Assignment >> Go through the records below and return each line that has "Goblinciano" in it.

--- START ---

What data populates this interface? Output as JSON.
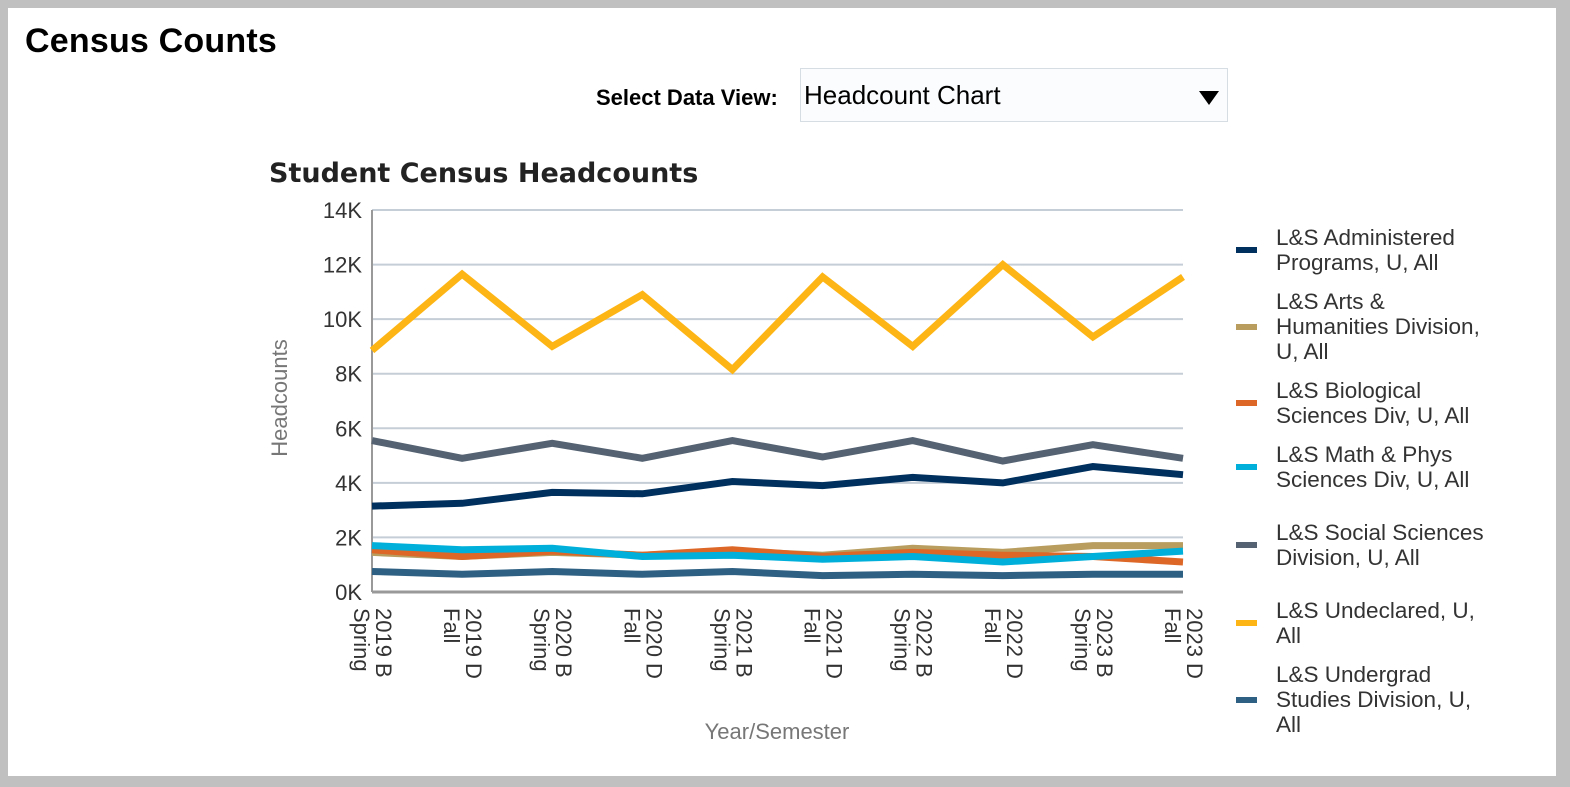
{
  "page": {
    "title": "Census Counts"
  },
  "data_view": {
    "label": "Select Data View:",
    "selected": "Headcount Chart"
  },
  "chart_data": {
    "type": "line",
    "title": "Student Census Headcounts",
    "xlabel": "Year/Semester",
    "ylabel": "Headcounts",
    "ylim": [
      0,
      14000
    ],
    "yticks": [
      0,
      2000,
      4000,
      6000,
      8000,
      10000,
      12000,
      14000
    ],
    "ytick_labels": [
      "0K",
      "2K",
      "4K",
      "6K",
      "8K",
      "10K",
      "12K",
      "14K"
    ],
    "grid": true,
    "legend_position": "right",
    "categories": [
      {
        "line1": "2019 B",
        "line2": "Spring"
      },
      {
        "line1": "2019 D",
        "line2": "Fall"
      },
      {
        "line1": "2020 B",
        "line2": "Spring"
      },
      {
        "line1": "2020 D",
        "line2": "Fall"
      },
      {
        "line1": "2021 B",
        "line2": "Spring"
      },
      {
        "line1": "2021 D",
        "line2": "Fall"
      },
      {
        "line1": "2022 B",
        "line2": "Spring"
      },
      {
        "line1": "2022 D",
        "line2": "Fall"
      },
      {
        "line1": "2023 B",
        "line2": "Spring"
      },
      {
        "line1": "2023 D",
        "line2": "Fall"
      }
    ],
    "series": [
      {
        "name": "L&S Administered Programs, U, All",
        "color": "#00305e",
        "values": [
          3150,
          3250,
          3650,
          3600,
          4050,
          3900,
          4200,
          4000,
          4600,
          4300
        ]
      },
      {
        "name": "L&S Arts & Humanities Division, U, All",
        "color": "#b89d5f",
        "values": [
          1450,
          1300,
          1450,
          1350,
          1500,
          1350,
          1600,
          1450,
          1700,
          1700
        ]
      },
      {
        "name": "L&S Biological Sciences Div, U, All",
        "color": "#dc6727",
        "values": [
          1550,
          1300,
          1500,
          1350,
          1550,
          1300,
          1450,
          1350,
          1300,
          1100
        ]
      },
      {
        "name": "L&S Math & Phys Sciences Div, U, All",
        "color": "#00b0da",
        "values": [
          1700,
          1550,
          1600,
          1300,
          1350,
          1200,
          1300,
          1100,
          1300,
          1500
        ]
      },
      {
        "name": "L&S Social Sciences Division, U, All",
        "color": "#546272",
        "values": [
          5550,
          4900,
          5450,
          4900,
          5550,
          4950,
          5550,
          4800,
          5400,
          4900
        ]
      },
      {
        "name": "L&S Undeclared, U, All",
        "color": "#fdb515",
        "values": [
          8850,
          11650,
          9000,
          10900,
          8150,
          11550,
          9000,
          12000,
          9350,
          11550
        ]
      },
      {
        "name": "L&S Undergrad Studies Division, U, All",
        "color": "#2e6083",
        "values": [
          750,
          650,
          750,
          650,
          750,
          600,
          650,
          600,
          650,
          650
        ]
      }
    ]
  },
  "legend": {
    "items": [
      {
        "lines": [
          "L&S Administered",
          "Programs, U, All"
        ]
      },
      {
        "lines": [
          "L&S Arts &",
          "Humanities Division,",
          "U, All"
        ]
      },
      {
        "lines": [
          "L&S Biological",
          "Sciences Div, U, All"
        ]
      },
      {
        "lines": [
          "L&S Math & Phys",
          "Sciences Div, U, All"
        ]
      },
      {
        "lines": [
          "L&S Social Sciences",
          "Division, U, All"
        ]
      },
      {
        "lines": [
          "L&S Undeclared, U,",
          "All"
        ]
      },
      {
        "lines": [
          "L&S Undergrad",
          "Studies Division, U,",
          "All"
        ]
      }
    ]
  }
}
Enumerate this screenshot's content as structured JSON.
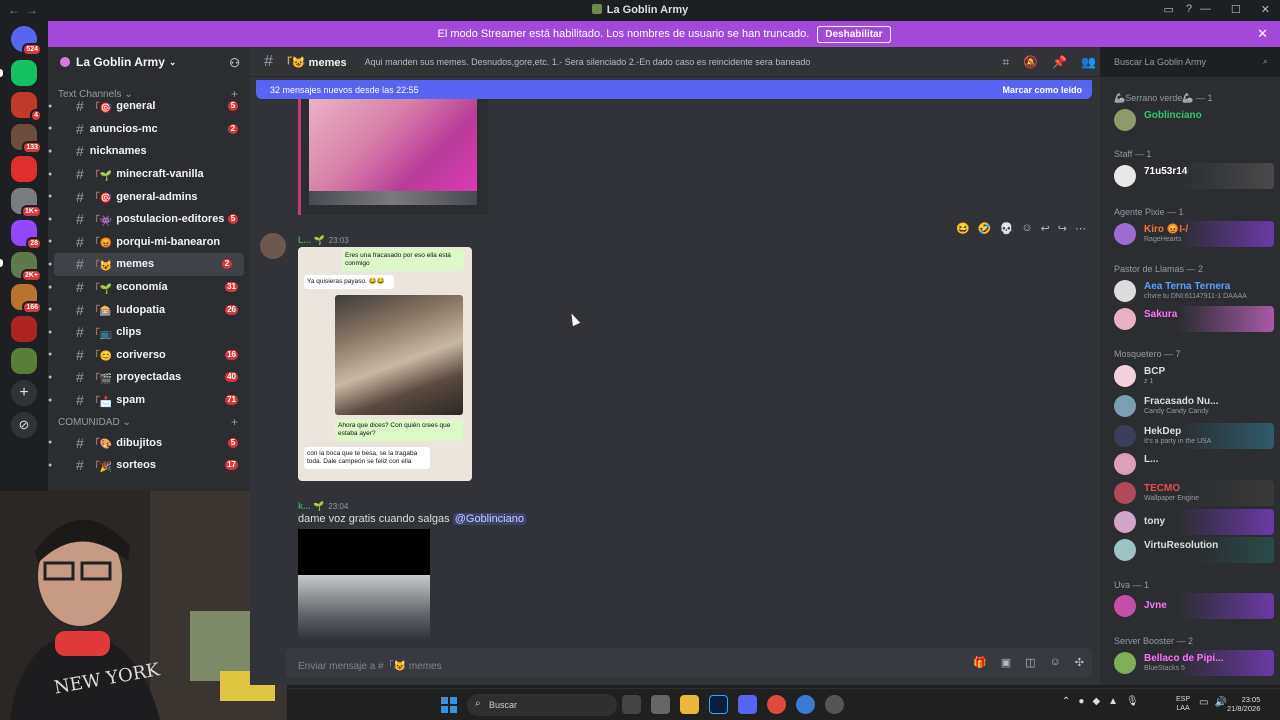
{
  "window": {
    "title": "La Goblin Army"
  },
  "streamer_banner": {
    "text": "El modo Streamer está habilitado. Los nombres de usuario se han truncado.",
    "button": "Deshabilitar"
  },
  "servers": [
    {
      "badge": "524",
      "color": "#5865f2"
    },
    {
      "badge": "",
      "color": "#16c060"
    },
    {
      "badge": "4",
      "color": "#c0392b"
    },
    {
      "badge": "133",
      "color": "#6b4e3d"
    },
    {
      "badge": "",
      "color": "#e02d2d"
    },
    {
      "badge": "1K+",
      "color": "#7a7d80"
    },
    {
      "badge": "28",
      "color": "#9146ff"
    },
    {
      "badge": "2K+",
      "color": "#5f7a4a"
    },
    {
      "badge": "166",
      "color": "#b8742e"
    },
    {
      "badge": "",
      "color": "#b0241f"
    },
    {
      "badge": "",
      "color": "#5b7d3a"
    }
  ],
  "guild": {
    "name": "La Goblin Army"
  },
  "categories": {
    "text": "Text Channels",
    "comunidad": "COMUNIDAD"
  },
  "channels": [
    {
      "name": "general",
      "emoji": "「🎯",
      "count": "5"
    },
    {
      "name": "anuncios-mc",
      "emoji": "",
      "count": "2"
    },
    {
      "name": "nicknames",
      "emoji": "",
      "count": ""
    },
    {
      "name": "minecraft-vanilla",
      "emoji": "「🌱",
      "count": ""
    },
    {
      "name": "general-admins",
      "emoji": "「🎯",
      "count": ""
    },
    {
      "name": "postulacion-editores",
      "emoji": "「👾",
      "count": "5"
    },
    {
      "name": "porqui-mi-banearon",
      "emoji": "「😡",
      "count": ""
    },
    {
      "name": "memes",
      "emoji": "「😺",
      "count": "2"
    },
    {
      "name": "economía",
      "emoji": "「🌱",
      "count": "31"
    },
    {
      "name": "ludopatia",
      "emoji": "「🎰",
      "count": "26"
    },
    {
      "name": "clips",
      "emoji": "「📺",
      "count": ""
    },
    {
      "name": "coriverso",
      "emoji": "「😊",
      "count": "16"
    },
    {
      "name": "proyectadas",
      "emoji": "「🎬",
      "count": "40"
    },
    {
      "name": "spam",
      "emoji": "「📩",
      "count": "71"
    }
  ],
  "comunidad_channels": [
    {
      "name": "dibujitos",
      "emoji": "「🎨",
      "count": "5"
    },
    {
      "name": "sorteos",
      "emoji": "「🎉",
      "count": "17"
    }
  ],
  "channel_header": {
    "name": "memes",
    "emoji": "「😺",
    "topic": "Aqui manden sus memes. Desnudos,gore,etc. 1.- Sera silenciado 2.-En dado caso es reincidente sera baneado"
  },
  "new_messages": {
    "text": "32 mensajes nuevos desde las 22:55",
    "mark": "Marcar como leído"
  },
  "messages": [
    {
      "author": "L...",
      "time": "23:03"
    },
    {
      "author": "k...",
      "time": "23:04",
      "text": "dame voz gratis cuando salgas",
      "mention": "@Goblinciano"
    }
  ],
  "chat_screenshot": {
    "b1": "Eres una fracasado por eso ella está conmigo",
    "b2": "Ya quisieras payaso. 😂😂",
    "b3": "Ahora que dices? Con quién crees que estaba ayer?",
    "b4": "con la boca que te besa, se la tragaba toda. Dale campeón se feliz con ella"
  },
  "composer": {
    "placeholder": "Enviar mensaje a #「😺 memes"
  },
  "search": {
    "placeholder": "Buscar La Goblin Army"
  },
  "member_groups": [
    {
      "label": "🦾Serrano verde🦾 — 1"
    },
    {
      "label": "Staff — 1"
    },
    {
      "label": "Agente Pixie — 1"
    },
    {
      "label": "Pastor de Llamas — 2"
    },
    {
      "label": "Mosquetero — 7"
    },
    {
      "label": "Uva — 1"
    },
    {
      "label": "Server Booster — 2"
    }
  ],
  "members": [
    {
      "name": "Goblinciano",
      "status": "",
      "color": "#2dc770"
    },
    {
      "name": "71u53r14",
      "status": "",
      "color": "#ffffff"
    },
    {
      "name": "Kiro 😡I-/",
      "status": "RageHearts",
      "color": "#f57731"
    },
    {
      "name": "Aea Terna Ternera",
      "status": "chvre tu DNI:61147911-1 DAAAA",
      "color": "#5aa0ff"
    },
    {
      "name": "Sakura",
      "status": "",
      "color": "#ff73fa"
    },
    {
      "name": "BCP",
      "status": "z 1",
      "color": "#dbdee1"
    },
    {
      "name": "Fracasado Nu...",
      "status": "Candy Candy Candy",
      "color": "#dbdee1"
    },
    {
      "name": "HekDep",
      "status": "It's a party in the USA",
      "color": "#dbdee1"
    },
    {
      "name": "L...",
      "status": "",
      "color": "#dbdee1"
    },
    {
      "name": "TECMO",
      "status": "Wallpaper Engine",
      "color": "#e05050"
    },
    {
      "name": "tony",
      "status": "",
      "color": "#dbdee1"
    },
    {
      "name": "VirtuResolution",
      "status": "",
      "color": "#dbdee1"
    },
    {
      "name": "Jvne",
      "status": "",
      "color": "#ff73fa"
    },
    {
      "name": "Bellaco de Pipi...",
      "status": "BlueStacks 5",
      "color": "#ff73fa"
    }
  ],
  "taskbar": {
    "search": "Buscar",
    "lang1": "ESP",
    "lang2": "LAA",
    "time": "23:05",
    "date": "21/8/2026"
  }
}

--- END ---

Answer >>
      "mention": "@Goblinciano"
      "name": "Goblinciano",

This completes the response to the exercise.